── Supplied material
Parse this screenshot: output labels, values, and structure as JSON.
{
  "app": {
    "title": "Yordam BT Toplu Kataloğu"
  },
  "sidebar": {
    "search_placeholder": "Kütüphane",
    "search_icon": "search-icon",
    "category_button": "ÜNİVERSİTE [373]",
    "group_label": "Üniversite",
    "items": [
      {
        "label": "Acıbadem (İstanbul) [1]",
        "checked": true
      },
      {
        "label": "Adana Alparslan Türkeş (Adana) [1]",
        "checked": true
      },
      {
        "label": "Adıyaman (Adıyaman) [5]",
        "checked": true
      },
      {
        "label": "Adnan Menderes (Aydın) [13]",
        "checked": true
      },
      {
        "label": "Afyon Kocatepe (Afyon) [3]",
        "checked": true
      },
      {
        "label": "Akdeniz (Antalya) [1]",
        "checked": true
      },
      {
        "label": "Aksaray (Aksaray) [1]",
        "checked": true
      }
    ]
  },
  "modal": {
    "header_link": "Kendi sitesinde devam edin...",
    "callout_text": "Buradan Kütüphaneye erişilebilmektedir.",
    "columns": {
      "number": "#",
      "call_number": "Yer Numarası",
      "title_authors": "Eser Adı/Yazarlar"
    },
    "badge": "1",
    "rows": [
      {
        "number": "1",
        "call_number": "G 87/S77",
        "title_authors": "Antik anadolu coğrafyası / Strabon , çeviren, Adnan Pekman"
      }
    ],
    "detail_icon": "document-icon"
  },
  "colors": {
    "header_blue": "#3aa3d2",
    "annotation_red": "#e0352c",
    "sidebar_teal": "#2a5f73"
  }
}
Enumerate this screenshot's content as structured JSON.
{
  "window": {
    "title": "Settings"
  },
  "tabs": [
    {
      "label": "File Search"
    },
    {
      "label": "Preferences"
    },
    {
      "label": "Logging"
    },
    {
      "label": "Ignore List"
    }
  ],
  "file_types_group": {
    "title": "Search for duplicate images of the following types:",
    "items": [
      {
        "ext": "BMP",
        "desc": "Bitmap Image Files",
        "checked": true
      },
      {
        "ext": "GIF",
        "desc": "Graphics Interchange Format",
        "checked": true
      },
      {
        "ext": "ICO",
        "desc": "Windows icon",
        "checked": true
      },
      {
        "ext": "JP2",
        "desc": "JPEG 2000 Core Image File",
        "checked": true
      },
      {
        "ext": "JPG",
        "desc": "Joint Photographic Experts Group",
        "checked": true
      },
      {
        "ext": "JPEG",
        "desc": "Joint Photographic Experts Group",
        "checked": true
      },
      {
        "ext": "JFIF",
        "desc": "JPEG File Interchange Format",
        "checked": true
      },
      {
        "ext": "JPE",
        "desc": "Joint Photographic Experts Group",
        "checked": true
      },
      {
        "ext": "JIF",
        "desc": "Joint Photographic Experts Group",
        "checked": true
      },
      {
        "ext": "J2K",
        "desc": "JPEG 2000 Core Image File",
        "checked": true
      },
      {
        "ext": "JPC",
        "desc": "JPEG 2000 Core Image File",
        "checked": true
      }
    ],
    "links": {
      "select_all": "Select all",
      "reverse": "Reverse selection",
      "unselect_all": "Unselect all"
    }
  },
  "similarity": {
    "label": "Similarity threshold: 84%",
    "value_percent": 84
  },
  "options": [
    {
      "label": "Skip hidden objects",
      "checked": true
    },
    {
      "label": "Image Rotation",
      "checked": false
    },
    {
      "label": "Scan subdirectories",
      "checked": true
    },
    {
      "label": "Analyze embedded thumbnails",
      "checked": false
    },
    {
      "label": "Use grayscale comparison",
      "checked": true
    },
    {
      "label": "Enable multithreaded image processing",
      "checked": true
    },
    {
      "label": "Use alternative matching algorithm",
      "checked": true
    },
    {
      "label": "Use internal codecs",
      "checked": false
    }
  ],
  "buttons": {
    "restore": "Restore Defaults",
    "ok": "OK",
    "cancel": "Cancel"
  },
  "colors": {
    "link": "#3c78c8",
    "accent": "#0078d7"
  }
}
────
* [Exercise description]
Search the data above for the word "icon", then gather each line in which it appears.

* [Finished task]
    "search_icon": "search-icon",
    "detail_icon": "document-icon"
        "desc": "Windows icon",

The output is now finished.